The judge “correctly held” that the ATF “exceeded its authority by seeking to depart from over fifty years of regulatory practice and extend[ing] the definitions of ‘firearm’ and ‘frame or receiver’ in federal law beyond any reasonable understanding of those terms,” the brief states.
The Gun Control Act (GCA) “reflects a fundamental policy choice by Congress to regulate the commercial market for firearms while leaving the law-abiding citizens of this Country free to exercise their right to make firearms for their own use without overbearing federal regulation.”
The statute “defines a ‘firearm’ to mean ‘any weapon (including a starter gun) which will or is designed to or may readily be converted to expel a projectile by the action of an explosive’ and ‘the frame or receiver of any such weapon.’”
Congress did not intend to interfere with private citizens making firearms or with the “commercial production and sale of commercial production and sale of other items that may be used by private citizens to make firearms for their own use.”
But the ATF, which “apparently believes that it has now become too easy for private citizens to make their own firearms,” has “decided to take matters into its own hands” and “expanded the regulatory definition of ‘firearm’” instead of trying to convince Congress to revise the statute.
In its emergency application filed with the Supreme Court on July 27, the federal government urged the court to leave the stay in place.
Weapon Parts Kits
U.S. Solicitor General Elizabeth Prelogar wrote that “[g]host guns can be made from kits and parts that are available online to anyone with a credit card and that allow anyone with basic tools and rudimentary skills (or access to Internet video tutorials) to assemble a fully functional firearm in as little as twenty minutes.”
“Some manufacturers of those kits and parts assert that they are not ‘firearms’ regulated by federal law, and thus can be sold without serial numbers, transfer records, or background checks. Those features of ghost guns make them uniquely attractive to criminals and others who are legally prohibited from buying firearms,” Ms. Prelogar stated.
A weapon parts kit “falls squarely within the plain meaning of the statutory definition, which expressly includes items that can ‘readily be converted’ into functional firearms.”
“Every speaker of English would recognize that a tax on sales of ‘bookshelves’ applies to IKEA when it sells boxes of parts and the tools and instructions for assembling them into bookshelves. The [district] court’s insistence on treating guns differently contradicts ordinary usage and makes a mockery of Congress’s careful regulatory scheme,” she wrote.
The District of Columbia and 20 states, including California, Illinois, Michigan, New Jersey, and New York, filed a friend-of-the-court brief on July 29 in support of the Biden administration’s position.
Without federal regulation, “unserialized firearms have flooded” communities in the states filing the brief.
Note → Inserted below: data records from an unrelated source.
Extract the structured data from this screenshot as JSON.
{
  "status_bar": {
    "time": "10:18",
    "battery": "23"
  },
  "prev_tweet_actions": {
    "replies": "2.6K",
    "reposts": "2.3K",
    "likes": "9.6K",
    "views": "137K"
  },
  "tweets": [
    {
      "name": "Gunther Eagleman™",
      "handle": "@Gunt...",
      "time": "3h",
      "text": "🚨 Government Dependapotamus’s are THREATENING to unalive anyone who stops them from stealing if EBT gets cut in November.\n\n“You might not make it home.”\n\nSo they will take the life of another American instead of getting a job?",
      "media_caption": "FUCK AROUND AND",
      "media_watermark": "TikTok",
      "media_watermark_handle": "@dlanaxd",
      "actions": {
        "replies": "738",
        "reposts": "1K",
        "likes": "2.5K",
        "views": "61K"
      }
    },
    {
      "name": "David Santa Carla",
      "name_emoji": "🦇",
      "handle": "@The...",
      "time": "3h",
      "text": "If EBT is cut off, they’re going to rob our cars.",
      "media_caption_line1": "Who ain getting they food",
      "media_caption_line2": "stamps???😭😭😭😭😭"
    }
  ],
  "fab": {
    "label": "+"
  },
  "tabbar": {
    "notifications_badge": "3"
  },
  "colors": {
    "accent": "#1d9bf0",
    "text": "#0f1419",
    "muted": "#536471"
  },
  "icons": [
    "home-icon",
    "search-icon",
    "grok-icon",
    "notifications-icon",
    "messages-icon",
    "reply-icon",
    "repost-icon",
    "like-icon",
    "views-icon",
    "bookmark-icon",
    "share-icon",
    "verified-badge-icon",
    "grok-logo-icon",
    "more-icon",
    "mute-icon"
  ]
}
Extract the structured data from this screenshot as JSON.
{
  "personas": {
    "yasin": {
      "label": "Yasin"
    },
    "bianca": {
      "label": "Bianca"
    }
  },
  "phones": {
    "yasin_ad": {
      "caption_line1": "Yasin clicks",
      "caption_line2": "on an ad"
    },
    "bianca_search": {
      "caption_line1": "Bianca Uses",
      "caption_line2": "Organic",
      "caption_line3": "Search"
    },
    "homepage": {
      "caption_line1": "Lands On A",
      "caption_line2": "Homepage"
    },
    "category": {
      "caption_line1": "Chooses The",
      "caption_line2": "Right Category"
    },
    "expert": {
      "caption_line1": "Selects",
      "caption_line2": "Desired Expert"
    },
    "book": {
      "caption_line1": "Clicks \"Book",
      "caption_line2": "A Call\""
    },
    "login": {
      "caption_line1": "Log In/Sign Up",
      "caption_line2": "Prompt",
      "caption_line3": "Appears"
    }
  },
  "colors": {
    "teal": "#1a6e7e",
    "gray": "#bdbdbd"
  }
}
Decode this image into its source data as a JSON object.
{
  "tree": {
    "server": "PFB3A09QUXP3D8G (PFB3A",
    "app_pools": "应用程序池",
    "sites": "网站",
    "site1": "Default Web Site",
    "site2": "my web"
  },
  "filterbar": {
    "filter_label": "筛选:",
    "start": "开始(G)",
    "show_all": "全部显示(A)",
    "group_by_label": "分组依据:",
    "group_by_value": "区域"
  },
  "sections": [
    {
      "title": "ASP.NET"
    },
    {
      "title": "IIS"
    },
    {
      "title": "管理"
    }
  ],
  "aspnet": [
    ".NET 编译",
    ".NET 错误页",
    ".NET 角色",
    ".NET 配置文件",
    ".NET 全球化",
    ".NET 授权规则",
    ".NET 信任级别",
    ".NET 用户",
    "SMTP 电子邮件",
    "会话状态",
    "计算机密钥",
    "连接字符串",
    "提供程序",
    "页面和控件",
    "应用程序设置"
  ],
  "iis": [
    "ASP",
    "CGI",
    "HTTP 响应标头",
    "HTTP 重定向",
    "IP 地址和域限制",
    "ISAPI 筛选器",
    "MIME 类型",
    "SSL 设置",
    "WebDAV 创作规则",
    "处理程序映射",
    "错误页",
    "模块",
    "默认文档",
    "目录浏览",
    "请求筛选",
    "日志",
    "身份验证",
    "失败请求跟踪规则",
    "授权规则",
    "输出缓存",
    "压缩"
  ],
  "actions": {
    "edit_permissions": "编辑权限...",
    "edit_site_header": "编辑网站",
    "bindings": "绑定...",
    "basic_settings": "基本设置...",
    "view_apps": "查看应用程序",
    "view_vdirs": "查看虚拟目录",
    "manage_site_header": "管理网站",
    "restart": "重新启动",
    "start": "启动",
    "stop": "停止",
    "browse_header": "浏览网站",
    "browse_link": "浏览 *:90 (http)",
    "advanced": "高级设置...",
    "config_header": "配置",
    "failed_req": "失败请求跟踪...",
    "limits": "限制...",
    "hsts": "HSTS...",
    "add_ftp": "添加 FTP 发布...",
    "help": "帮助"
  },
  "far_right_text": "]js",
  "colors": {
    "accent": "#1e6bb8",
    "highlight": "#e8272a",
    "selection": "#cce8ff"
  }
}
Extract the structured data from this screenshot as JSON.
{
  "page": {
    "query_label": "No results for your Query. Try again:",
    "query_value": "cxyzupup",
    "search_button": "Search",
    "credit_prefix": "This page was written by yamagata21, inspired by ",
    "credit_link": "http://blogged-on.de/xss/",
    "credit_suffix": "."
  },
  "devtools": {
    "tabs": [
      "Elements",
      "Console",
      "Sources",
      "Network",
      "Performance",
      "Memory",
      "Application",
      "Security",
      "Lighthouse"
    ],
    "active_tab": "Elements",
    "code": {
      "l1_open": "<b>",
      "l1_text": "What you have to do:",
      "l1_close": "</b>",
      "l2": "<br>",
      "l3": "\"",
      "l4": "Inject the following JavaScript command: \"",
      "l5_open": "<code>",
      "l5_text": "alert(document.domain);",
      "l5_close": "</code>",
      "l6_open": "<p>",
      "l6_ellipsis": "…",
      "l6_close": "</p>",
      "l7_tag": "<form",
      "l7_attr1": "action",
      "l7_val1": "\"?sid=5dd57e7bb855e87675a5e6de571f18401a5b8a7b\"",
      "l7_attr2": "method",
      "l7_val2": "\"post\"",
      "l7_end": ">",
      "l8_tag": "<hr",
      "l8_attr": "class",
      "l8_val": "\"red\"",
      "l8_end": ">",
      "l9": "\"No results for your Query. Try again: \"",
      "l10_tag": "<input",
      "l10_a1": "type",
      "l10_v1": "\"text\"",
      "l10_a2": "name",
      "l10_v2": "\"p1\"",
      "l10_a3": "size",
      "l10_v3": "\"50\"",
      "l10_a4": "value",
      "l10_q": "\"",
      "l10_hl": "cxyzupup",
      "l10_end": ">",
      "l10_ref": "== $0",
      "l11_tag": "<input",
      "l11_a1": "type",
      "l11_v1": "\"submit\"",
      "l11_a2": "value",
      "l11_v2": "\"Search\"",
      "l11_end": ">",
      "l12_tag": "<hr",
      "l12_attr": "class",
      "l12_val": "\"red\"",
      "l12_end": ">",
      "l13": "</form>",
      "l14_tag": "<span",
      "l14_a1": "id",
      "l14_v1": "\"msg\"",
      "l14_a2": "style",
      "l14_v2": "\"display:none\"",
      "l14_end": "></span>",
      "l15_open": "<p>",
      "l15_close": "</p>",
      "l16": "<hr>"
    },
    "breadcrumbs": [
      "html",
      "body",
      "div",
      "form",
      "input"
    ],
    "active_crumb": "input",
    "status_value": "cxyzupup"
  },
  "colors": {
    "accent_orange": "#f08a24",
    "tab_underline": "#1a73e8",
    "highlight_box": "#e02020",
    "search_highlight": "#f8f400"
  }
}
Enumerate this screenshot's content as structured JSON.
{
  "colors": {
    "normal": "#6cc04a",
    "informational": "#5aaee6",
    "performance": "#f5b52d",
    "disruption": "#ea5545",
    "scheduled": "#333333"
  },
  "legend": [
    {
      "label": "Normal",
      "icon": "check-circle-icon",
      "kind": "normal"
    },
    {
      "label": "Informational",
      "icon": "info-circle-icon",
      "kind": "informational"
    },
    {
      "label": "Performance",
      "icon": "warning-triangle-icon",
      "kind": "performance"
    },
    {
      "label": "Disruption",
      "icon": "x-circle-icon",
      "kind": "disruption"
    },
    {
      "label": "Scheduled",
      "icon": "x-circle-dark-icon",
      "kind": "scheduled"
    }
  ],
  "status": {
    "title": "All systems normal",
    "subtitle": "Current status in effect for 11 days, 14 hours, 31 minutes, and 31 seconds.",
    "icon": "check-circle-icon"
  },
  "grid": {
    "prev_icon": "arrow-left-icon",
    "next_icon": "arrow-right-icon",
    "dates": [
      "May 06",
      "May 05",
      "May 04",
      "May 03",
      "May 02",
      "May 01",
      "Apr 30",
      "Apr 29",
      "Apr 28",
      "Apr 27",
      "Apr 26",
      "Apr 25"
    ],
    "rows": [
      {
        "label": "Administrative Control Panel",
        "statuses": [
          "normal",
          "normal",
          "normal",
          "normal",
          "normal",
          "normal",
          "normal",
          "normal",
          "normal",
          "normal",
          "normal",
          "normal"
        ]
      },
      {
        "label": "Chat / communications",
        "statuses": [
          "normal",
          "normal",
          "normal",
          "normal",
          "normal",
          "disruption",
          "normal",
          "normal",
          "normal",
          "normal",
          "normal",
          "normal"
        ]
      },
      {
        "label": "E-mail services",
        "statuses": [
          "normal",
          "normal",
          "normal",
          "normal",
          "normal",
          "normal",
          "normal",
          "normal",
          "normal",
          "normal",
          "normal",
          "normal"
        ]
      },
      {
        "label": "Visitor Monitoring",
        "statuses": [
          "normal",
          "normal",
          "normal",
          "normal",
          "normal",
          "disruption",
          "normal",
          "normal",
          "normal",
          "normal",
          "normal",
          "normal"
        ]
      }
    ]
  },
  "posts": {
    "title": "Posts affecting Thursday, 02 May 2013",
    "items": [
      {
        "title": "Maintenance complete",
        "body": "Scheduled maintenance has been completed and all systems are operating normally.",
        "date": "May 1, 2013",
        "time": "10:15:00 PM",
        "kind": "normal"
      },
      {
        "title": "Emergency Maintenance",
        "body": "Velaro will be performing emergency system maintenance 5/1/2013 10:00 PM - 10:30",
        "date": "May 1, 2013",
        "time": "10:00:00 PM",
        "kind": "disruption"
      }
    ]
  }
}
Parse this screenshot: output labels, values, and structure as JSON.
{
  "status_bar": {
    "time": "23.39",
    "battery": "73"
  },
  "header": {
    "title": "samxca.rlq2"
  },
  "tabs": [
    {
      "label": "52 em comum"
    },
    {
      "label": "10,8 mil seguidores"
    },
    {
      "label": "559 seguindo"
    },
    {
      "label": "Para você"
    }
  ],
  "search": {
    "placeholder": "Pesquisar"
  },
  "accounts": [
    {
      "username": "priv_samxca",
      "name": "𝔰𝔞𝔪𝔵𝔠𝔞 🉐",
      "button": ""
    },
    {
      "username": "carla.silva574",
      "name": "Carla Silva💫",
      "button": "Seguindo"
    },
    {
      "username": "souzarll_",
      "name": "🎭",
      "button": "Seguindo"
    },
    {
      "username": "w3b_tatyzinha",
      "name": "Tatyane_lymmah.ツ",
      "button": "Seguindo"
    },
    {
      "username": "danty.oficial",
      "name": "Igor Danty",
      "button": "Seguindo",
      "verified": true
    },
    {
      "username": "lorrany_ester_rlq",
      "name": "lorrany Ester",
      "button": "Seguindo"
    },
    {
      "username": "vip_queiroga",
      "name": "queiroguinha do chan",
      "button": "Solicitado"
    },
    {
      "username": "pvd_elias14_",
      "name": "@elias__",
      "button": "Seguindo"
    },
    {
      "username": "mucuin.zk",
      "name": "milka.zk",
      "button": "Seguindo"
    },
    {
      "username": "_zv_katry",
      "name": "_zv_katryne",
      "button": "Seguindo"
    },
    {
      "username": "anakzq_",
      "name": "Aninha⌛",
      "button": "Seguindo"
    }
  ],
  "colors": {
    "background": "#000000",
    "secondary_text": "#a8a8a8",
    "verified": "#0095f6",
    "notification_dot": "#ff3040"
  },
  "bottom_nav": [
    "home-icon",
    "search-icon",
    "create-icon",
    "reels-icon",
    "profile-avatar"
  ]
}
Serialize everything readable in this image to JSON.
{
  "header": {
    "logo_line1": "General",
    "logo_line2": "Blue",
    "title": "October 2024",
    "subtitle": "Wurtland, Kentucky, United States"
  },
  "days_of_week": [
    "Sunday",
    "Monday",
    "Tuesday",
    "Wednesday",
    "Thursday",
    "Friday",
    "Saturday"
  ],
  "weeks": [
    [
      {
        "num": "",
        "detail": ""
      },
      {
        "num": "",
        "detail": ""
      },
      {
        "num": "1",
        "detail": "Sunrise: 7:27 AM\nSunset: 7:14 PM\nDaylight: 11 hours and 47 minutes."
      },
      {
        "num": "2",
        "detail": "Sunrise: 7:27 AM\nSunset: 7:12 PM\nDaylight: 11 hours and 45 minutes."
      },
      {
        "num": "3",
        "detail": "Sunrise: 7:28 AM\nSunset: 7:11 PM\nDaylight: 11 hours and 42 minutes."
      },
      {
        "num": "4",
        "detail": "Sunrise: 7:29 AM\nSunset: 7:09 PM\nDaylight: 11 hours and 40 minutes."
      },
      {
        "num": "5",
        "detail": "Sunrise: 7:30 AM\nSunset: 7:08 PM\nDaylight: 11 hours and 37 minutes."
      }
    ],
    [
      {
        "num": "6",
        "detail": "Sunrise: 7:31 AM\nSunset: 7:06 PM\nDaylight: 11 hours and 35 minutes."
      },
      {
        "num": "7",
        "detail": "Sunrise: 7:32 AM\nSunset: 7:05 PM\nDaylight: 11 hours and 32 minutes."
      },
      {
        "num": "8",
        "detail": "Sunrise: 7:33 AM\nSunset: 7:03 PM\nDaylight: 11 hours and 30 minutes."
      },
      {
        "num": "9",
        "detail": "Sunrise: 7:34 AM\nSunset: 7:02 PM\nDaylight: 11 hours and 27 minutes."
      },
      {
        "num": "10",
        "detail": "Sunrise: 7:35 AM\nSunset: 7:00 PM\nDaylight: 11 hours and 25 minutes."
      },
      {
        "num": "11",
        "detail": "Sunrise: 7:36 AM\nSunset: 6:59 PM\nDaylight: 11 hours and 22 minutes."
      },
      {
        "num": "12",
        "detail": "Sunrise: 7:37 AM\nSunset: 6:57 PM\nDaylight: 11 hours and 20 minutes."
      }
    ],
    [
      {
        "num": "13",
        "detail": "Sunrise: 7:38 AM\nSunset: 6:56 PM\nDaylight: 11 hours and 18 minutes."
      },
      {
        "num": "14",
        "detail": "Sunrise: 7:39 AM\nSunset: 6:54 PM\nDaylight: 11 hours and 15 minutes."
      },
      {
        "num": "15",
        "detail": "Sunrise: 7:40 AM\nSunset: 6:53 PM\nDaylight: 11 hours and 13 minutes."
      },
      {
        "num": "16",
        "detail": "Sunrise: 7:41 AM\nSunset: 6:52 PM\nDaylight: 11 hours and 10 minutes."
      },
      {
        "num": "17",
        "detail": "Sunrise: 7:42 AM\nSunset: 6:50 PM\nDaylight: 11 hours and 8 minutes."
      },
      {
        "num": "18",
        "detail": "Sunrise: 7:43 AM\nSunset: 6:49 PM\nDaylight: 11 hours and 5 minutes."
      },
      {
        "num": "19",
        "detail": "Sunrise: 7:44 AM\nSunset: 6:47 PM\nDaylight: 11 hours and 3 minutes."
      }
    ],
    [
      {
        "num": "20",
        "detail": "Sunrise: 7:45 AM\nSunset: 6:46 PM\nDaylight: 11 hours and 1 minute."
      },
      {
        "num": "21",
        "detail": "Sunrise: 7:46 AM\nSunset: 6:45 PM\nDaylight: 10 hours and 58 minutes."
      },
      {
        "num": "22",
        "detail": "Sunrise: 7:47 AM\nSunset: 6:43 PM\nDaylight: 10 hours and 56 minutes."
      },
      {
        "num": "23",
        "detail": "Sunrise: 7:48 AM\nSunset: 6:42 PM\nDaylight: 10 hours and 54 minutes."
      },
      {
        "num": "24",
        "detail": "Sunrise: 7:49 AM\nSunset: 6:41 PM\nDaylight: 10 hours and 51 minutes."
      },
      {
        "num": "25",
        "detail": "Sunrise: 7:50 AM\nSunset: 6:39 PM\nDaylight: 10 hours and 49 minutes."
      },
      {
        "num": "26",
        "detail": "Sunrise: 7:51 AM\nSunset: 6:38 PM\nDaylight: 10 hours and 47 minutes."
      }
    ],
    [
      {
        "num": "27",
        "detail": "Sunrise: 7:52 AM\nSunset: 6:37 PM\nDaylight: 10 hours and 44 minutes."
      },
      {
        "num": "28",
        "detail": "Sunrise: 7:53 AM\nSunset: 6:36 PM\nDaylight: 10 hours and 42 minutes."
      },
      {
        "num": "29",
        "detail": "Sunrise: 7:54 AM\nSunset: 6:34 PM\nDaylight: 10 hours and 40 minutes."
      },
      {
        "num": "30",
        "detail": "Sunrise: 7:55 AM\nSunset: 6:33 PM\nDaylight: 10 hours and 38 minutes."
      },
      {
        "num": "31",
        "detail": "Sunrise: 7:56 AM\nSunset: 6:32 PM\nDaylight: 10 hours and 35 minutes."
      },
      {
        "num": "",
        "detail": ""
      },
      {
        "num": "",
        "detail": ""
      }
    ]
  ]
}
“Many of these weapons end up in the hands of people banned from gun ownership, directly undermining the GCA’s core provisions as well as state law,” the brief says.
The case is Garland v. VanDerStok, court file 23A82.
Fri, 08/04/2023 – 21:40